Some businesses, like dry cleaners, are often safe bets but only ever generate a modest income. These are more your lifestyle businesses.
Are you hoping to become very wealthy or are you more driven by job satisfaction?
Do you have an appetite for risk or do you prefer to play it safe?
Also, take notice of commercial trends. Healthcare, tech, construction, and education and training are projected to be among the fastest-growing sectors in Australia for the years and decades to come.
- What is my budget?
- How important to me is making a lot of money?
- Do I have an appetite for risk?
- What sectors are most promising in terms of future prospects?
Passions and interests
When it comes down to it, it will probably take a lot more than money to keep you excited about your business.
Being passionate about what you do will give you job satisfaction, enthuse your employees and impress customers. And all of this keeps you going during the tough times that inevitably sometimes arise.
Make a list of what you enjoy doing and the tasks you find tedious or stressful.

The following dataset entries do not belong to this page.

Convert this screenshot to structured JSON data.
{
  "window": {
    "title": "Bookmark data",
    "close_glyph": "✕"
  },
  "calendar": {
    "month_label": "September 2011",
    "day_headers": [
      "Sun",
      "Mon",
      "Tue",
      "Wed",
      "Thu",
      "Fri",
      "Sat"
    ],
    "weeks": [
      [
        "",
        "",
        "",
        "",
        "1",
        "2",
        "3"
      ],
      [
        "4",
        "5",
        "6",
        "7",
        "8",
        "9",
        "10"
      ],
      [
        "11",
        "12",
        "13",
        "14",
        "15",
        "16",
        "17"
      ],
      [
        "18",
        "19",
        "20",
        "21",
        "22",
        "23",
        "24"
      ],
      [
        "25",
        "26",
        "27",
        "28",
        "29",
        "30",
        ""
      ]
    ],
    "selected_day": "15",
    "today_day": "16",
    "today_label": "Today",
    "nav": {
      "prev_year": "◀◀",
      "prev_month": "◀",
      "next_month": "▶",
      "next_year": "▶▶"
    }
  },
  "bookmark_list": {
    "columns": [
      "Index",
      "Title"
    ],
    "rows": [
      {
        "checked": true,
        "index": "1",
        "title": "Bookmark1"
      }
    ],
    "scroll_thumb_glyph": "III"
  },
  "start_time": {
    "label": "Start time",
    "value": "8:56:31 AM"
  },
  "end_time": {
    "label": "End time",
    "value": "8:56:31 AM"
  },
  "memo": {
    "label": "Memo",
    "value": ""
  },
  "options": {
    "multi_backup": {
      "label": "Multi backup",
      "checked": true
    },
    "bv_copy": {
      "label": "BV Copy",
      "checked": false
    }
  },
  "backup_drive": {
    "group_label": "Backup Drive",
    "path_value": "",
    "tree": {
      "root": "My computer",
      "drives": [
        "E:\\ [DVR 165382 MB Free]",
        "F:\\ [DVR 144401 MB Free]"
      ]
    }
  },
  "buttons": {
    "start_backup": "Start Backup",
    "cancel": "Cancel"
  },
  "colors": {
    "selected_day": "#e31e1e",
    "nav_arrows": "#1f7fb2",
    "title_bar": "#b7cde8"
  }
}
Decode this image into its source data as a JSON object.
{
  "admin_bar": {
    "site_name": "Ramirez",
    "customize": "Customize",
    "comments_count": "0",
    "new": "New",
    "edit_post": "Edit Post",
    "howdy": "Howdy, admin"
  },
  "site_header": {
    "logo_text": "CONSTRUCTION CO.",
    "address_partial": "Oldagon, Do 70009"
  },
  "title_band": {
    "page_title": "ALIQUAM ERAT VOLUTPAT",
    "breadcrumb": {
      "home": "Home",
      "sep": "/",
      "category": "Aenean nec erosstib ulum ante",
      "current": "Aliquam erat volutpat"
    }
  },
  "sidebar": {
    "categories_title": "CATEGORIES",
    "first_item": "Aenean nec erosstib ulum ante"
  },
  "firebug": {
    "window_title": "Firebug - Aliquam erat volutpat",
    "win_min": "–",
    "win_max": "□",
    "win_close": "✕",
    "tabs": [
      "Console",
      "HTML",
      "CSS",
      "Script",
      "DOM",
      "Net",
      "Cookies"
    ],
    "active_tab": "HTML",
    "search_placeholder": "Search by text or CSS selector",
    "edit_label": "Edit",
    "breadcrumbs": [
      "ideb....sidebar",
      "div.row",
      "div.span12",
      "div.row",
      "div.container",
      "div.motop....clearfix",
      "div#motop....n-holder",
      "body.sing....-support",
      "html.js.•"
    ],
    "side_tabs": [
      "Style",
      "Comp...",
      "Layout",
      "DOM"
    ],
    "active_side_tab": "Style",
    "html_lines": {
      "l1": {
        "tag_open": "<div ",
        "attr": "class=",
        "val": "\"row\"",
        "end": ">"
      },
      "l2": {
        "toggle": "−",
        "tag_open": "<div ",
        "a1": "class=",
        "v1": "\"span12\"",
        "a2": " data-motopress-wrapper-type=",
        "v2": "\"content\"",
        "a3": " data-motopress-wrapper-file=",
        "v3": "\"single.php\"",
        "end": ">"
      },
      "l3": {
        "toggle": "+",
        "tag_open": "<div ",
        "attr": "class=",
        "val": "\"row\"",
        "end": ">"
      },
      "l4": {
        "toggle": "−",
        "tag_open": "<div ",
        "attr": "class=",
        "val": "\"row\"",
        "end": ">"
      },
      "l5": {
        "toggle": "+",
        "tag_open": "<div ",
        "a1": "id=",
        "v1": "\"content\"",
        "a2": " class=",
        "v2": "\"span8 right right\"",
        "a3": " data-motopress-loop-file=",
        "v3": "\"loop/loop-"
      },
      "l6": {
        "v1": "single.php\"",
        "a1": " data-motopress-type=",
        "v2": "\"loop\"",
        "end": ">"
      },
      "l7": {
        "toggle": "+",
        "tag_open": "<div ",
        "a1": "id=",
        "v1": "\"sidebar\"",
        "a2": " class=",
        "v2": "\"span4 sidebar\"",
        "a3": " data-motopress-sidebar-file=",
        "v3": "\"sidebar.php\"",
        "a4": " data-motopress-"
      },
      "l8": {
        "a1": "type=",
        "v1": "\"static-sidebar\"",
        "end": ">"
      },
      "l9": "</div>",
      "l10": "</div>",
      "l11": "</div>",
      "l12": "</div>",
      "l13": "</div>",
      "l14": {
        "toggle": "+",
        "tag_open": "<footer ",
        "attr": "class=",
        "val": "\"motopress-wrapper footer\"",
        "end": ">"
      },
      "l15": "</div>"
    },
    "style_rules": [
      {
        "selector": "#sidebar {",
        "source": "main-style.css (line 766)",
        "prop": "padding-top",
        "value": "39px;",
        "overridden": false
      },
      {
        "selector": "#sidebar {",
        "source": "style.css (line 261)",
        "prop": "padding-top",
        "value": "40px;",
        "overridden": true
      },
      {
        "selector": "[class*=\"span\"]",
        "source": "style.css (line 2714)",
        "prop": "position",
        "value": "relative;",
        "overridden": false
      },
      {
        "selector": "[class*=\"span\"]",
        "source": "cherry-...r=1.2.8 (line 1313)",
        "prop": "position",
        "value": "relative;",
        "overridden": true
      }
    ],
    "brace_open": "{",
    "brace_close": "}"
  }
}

You might enjoy interacting with people or working outdoors; your dislikes might be working at a desk or working evenings and weekends.
This list will help you draw up a shortlist that fits your talents, personality
- What am I passionate about in life and what does this say about me?
- What elements of my past jobs have I loved?
- Are there things that I don’t like that may be a barrier in certain industries?
It’s important to be realistic. There is always room for ambition but try not to choose an industry for superficial reasons – like buying a bar simply because you enjoy drinking and
And your choice needs to encompass some combination of two or three of the factors outlined above. Don’t buy an online retailer, for example, because you anticipate low overheads and strong growth prospects, but you lack the requisite skills, experience or passion for what’s involved day to day.
Once you’ve decided on an industry, it’s time to start browsing the market and find the right business for you.